- TASK OBJECTIVE: In the entries that follow, how many lines hold the string "JSON"? Give only that number.

= Beginning of Section =

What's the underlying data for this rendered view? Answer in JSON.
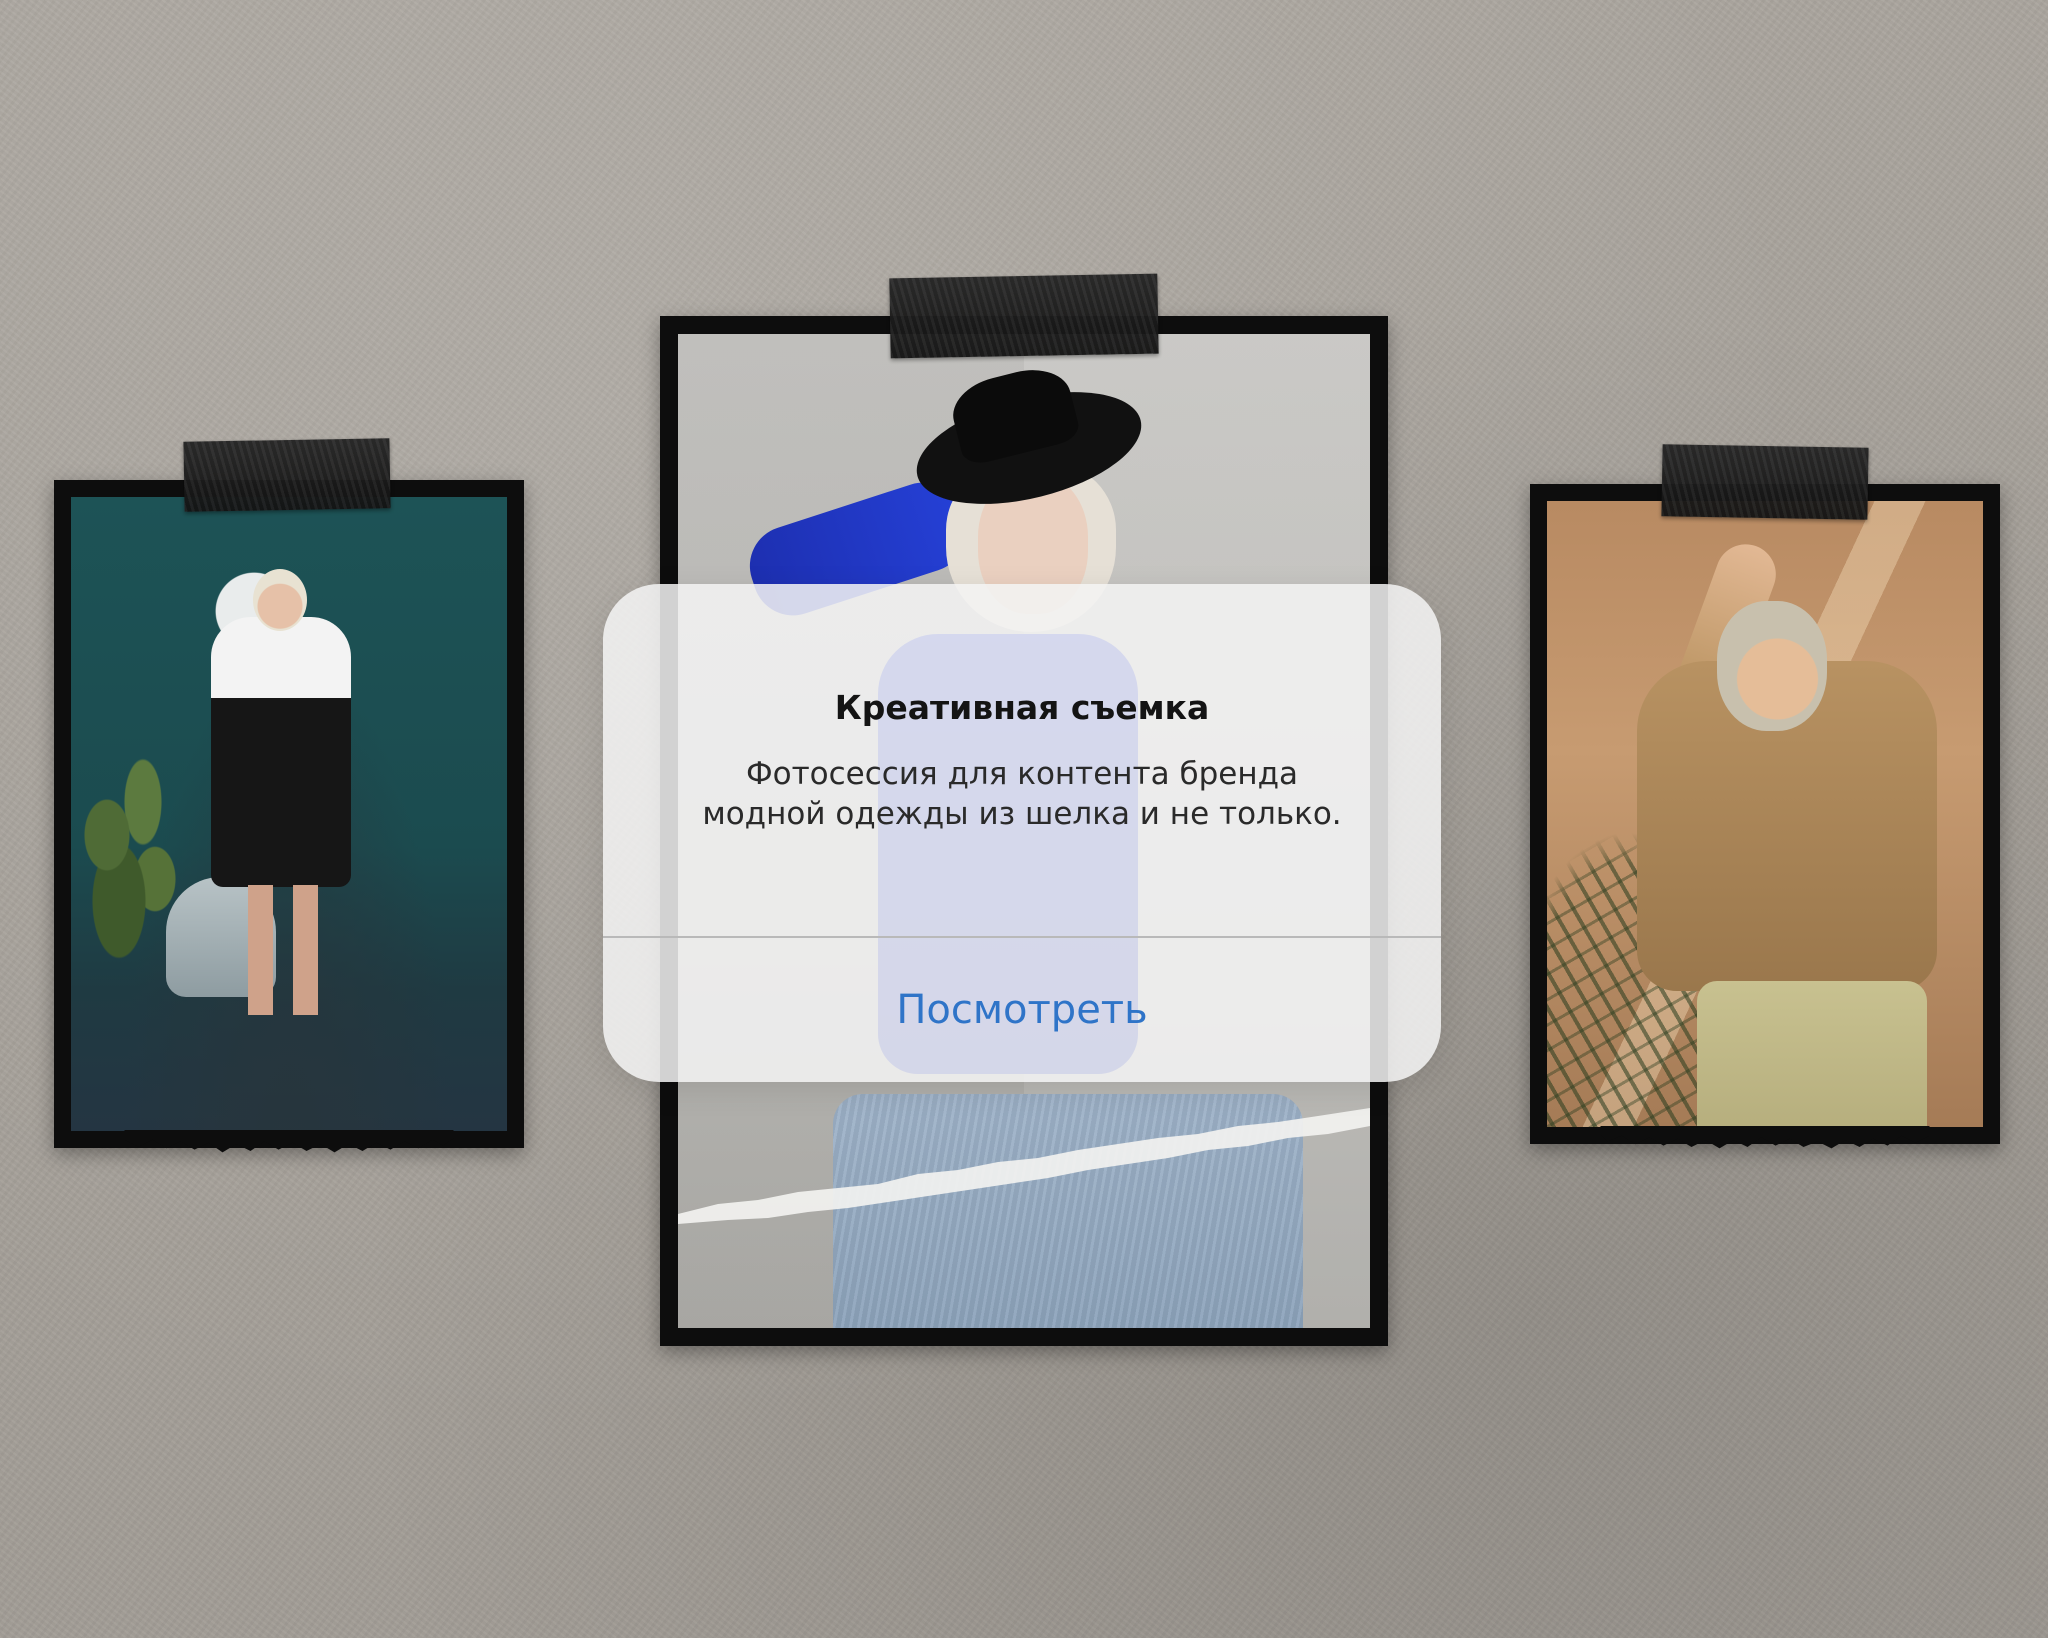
{
  "dialog": {
    "title": "Креативная съемка",
    "message_line1": "Фотосессия для контента бренда",
    "message_line2": "модной одежды из шелка и не только.",
    "action_label": "Посмотреть"
  },
  "colors": {
    "wall": "#a9a49d",
    "frame": "#0d0d0d",
    "tape": "#1e1e1e",
    "dialog_background": "#f3f3f3",
    "title_text": "#141414",
    "action_text": "#2f74c8"
  },
  "photos": [
    {
      "name": "teal-room-photo"
    },
    {
      "name": "grey-wall-photo"
    },
    {
      "name": "warm-light-photo"
    }
  ]
}
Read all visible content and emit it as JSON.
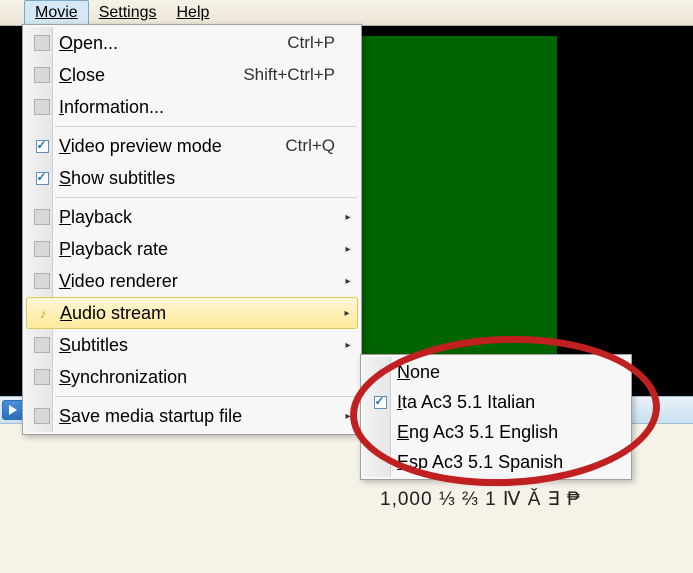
{
  "menubar": {
    "items": [
      {
        "label": "Movie",
        "active": true
      },
      {
        "label": "Settings",
        "active": false
      },
      {
        "label": "Help",
        "active": false
      }
    ]
  },
  "main_menu": {
    "items": [
      {
        "label": "Open...",
        "accel": "O",
        "shortcut": "Ctrl+P",
        "type": "item"
      },
      {
        "label": "Close",
        "accel": "C",
        "shortcut": "Shift+Ctrl+P",
        "type": "item"
      },
      {
        "label": "Information...",
        "accel": "I",
        "shortcut": "",
        "type": "item"
      },
      {
        "type": "sep"
      },
      {
        "label": "Video preview mode",
        "accel": "V",
        "shortcut": "Ctrl+Q",
        "type": "check",
        "checked": true
      },
      {
        "label": "Show subtitles",
        "accel": "S",
        "shortcut": "",
        "type": "check",
        "checked": true
      },
      {
        "type": "sep"
      },
      {
        "label": "Playback",
        "accel": "P",
        "type": "submenu"
      },
      {
        "label": "Playback rate",
        "accel": "P",
        "type": "submenu"
      },
      {
        "label": "Video renderer",
        "accel": "V",
        "type": "submenu"
      },
      {
        "label": "Audio stream",
        "accel": "A",
        "type": "submenu",
        "highlighted": true,
        "icon": "music"
      },
      {
        "label": "Subtitles",
        "accel": "S",
        "type": "submenu"
      },
      {
        "label": "Synchronization",
        "accel": "S",
        "type": "item"
      },
      {
        "type": "sep"
      },
      {
        "label": "Save media startup file",
        "accel": "S",
        "type": "submenu"
      }
    ]
  },
  "submenu_audio": {
    "items": [
      {
        "label": "None",
        "accel": "N",
        "checked": false
      },
      {
        "label": "Ita Ac3 5.1 Italian",
        "accel": "I",
        "checked": true
      },
      {
        "label": "Eng Ac3 5.1 English",
        "accel": "E",
        "checked": false
      },
      {
        "label": "Esp Ac3 5.1 Spanish",
        "accel": "E",
        "checked": false
      }
    ]
  },
  "status_line": "1,000  ⅓ ⅔ 1 Ⅳ Ǎ ∃ ₱"
}
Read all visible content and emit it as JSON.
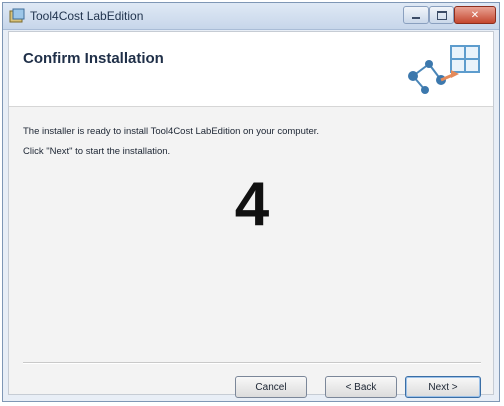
{
  "window": {
    "title": "Tool4Cost LabEdition"
  },
  "header": {
    "title": "Confirm Installation",
    "graphic_icon": "network-install-icon"
  },
  "body": {
    "line1": "The installer is ready to install Tool4Cost LabEdition on your computer.",
    "line2": "Click \"Next\" to start the installation.",
    "step_number": "4"
  },
  "buttons": {
    "cancel": "Cancel",
    "back": "< Back",
    "next": "Next >"
  },
  "colors": {
    "accent": "#3a6ea5",
    "close": "#c4472f"
  }
}
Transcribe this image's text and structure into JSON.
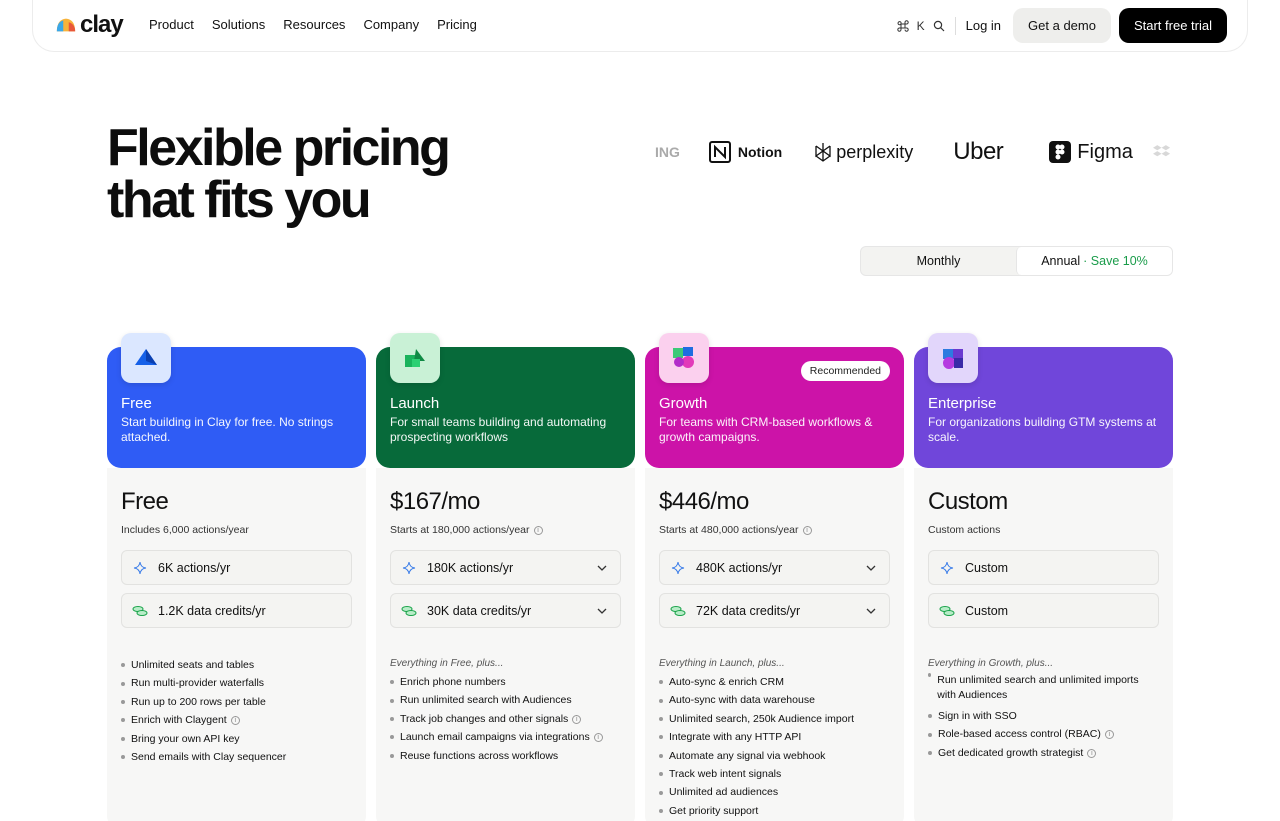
{
  "nav": {
    "brand": "clay",
    "links": [
      "Product",
      "Solutions",
      "Resources",
      "Company",
      "Pricing"
    ],
    "shortcut_key": "K",
    "login": "Log in",
    "demo": "Get a demo",
    "trial": "Start free trial"
  },
  "hero": {
    "title_line1": "Flexible pricing",
    "title_line2": "that fits you"
  },
  "logos": [
    "ING",
    "Notion",
    "perplexity",
    "Uber",
    "Figma"
  ],
  "billing": {
    "monthly": "Monthly",
    "annual": "Annual",
    "save": "· Save 10%"
  },
  "plans": [
    {
      "name": "Free",
      "desc": "Start building in Clay for free. No strings attached.",
      "color": "#2f5cf5",
      "price": "Free",
      "sub": "Includes 6,000 actions/year",
      "actions": "6K actions/yr",
      "credits": "1.2K data credits/yr",
      "intro": "",
      "features": [
        "Unlimited seats and tables",
        "Run multi-provider waterfalls",
        "Run up to 200 rows per table",
        "Enrich with Claygent",
        "Bring your own API key",
        "Send emails with Clay sequencer"
      ]
    },
    {
      "name": "Launch",
      "desc": "For small teams building and automating prospecting workflows",
      "color": "#076a3a",
      "price": "$167/mo",
      "sub": "Starts at 180,000 actions/year",
      "actions": "180K actions/yr",
      "credits": "30K data credits/yr",
      "intro": "Everything in Free, plus...",
      "features": [
        "Enrich phone numbers",
        "Run unlimited search with Audiences",
        "Track job changes and other signals",
        "Launch email campaigns via integrations",
        "Reuse functions across workflows"
      ]
    },
    {
      "name": "Growth",
      "desc": "For teams with CRM-based workflows & growth campaigns.",
      "color": "#cc13a8",
      "badge": "Recommended",
      "price": "$446/mo",
      "sub": "Starts at 480,000 actions/year",
      "actions": "480K actions/yr",
      "credits": "72K data credits/yr",
      "intro": "Everything in Launch, plus...",
      "features": [
        "Auto-sync & enrich CRM",
        "Auto-sync with data warehouse",
        "Unlimited search, 250k Audience import",
        "Integrate with any HTTP API",
        "Automate any signal via webhook",
        "Track web intent signals",
        "Unlimited ad audiences",
        "Get priority support"
      ]
    },
    {
      "name": "Enterprise",
      "desc": "For organizations building GTM systems at scale.",
      "color": "#7046da",
      "price": "Custom",
      "sub": "Custom actions",
      "actions": "Custom",
      "credits": "Custom",
      "intro": "Everything in Growth, plus...",
      "features": [
        "Run unlimited search and unlimited imports with Audiences",
        "Sign in with SSO",
        "Role-based access control (RBAC)",
        "Get dedicated growth strategist"
      ]
    }
  ]
}
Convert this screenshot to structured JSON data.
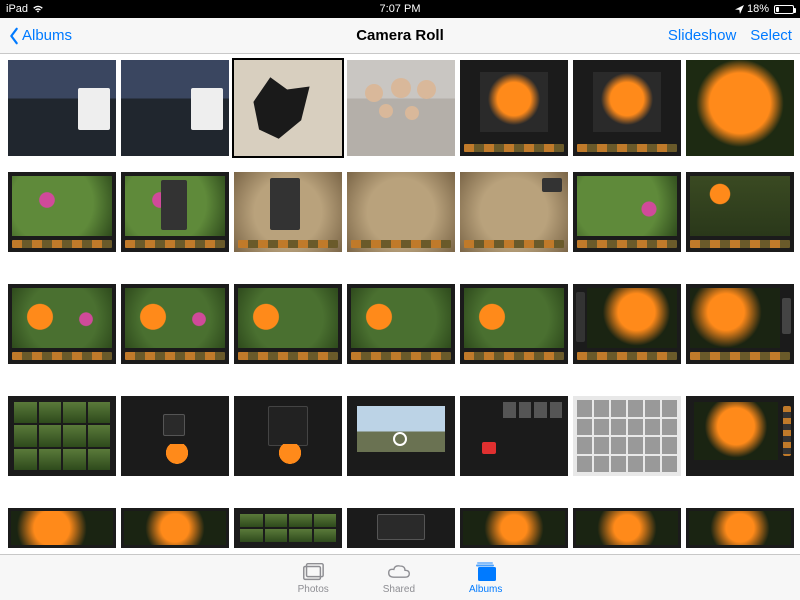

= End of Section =

- RESULT: 5